### WHAT THE TASK REQUIRES
Which of the lines below contain the string "JSON"? Pull each one out of the data.

[Records drawn from a dataset]

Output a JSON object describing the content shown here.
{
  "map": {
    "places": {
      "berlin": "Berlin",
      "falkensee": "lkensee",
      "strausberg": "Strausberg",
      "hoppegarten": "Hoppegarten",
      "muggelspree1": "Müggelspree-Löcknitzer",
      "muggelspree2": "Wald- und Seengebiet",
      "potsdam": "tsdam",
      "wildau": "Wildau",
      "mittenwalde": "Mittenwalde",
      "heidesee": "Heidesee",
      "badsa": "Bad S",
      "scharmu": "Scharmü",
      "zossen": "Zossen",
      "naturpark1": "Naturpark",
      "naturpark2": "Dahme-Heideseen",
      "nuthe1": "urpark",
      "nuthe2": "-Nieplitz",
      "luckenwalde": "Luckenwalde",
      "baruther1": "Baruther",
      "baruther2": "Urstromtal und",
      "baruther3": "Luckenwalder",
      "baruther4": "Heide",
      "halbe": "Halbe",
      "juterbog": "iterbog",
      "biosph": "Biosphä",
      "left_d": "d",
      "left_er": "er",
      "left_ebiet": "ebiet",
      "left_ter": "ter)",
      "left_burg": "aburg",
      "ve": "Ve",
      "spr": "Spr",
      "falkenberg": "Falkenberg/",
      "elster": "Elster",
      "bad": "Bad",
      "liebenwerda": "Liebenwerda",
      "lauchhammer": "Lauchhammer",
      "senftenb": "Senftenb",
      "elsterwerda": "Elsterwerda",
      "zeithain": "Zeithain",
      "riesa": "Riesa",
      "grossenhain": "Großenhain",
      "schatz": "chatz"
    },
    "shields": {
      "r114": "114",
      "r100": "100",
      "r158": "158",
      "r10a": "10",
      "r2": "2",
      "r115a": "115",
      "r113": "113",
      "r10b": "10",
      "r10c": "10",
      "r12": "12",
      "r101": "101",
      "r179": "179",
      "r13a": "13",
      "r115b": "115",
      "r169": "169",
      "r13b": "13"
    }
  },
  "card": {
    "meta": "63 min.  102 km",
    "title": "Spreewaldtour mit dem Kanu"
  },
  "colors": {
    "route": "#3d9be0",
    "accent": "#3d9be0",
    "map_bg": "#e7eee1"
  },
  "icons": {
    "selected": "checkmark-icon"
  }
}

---

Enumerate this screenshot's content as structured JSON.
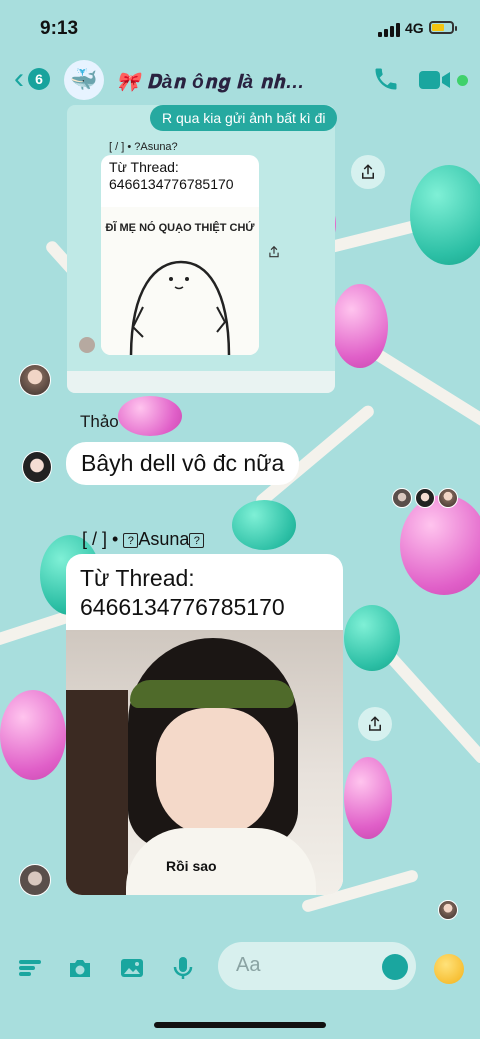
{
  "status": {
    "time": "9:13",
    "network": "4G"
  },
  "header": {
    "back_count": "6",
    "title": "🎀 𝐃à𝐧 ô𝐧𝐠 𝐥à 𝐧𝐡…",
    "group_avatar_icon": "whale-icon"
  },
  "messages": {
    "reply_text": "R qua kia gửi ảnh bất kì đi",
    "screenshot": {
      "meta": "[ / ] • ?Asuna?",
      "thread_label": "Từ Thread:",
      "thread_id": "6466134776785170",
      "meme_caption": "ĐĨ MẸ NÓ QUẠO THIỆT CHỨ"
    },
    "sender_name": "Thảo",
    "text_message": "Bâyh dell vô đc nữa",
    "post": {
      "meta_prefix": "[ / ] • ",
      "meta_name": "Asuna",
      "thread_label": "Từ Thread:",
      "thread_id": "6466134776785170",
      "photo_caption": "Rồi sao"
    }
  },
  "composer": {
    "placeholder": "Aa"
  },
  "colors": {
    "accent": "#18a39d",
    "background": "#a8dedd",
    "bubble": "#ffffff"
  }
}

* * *

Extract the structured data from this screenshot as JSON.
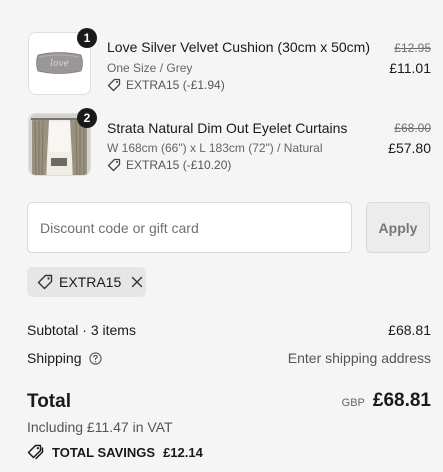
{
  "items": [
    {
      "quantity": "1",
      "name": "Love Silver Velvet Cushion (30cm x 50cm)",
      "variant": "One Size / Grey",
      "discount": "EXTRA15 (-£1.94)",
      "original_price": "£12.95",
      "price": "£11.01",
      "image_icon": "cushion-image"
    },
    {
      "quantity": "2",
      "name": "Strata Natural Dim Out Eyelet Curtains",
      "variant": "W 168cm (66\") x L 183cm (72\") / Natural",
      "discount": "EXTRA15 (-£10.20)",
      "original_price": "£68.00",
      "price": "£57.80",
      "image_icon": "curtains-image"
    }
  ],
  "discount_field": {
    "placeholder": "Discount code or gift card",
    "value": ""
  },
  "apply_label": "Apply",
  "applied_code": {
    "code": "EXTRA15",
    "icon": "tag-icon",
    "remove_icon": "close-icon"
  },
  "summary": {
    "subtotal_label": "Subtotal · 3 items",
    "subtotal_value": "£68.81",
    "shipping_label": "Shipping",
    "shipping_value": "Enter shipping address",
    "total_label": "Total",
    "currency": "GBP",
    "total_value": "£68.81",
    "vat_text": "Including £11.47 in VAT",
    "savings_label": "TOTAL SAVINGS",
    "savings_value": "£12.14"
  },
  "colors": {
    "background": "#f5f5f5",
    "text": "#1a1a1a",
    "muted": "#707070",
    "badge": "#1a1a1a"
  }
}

### COMPLETED EXERCISE
Output a JSON object describing the content shown here.
Enumerate this screenshot's content as structured JSON.
Extract the structured data from this screenshot as JSON.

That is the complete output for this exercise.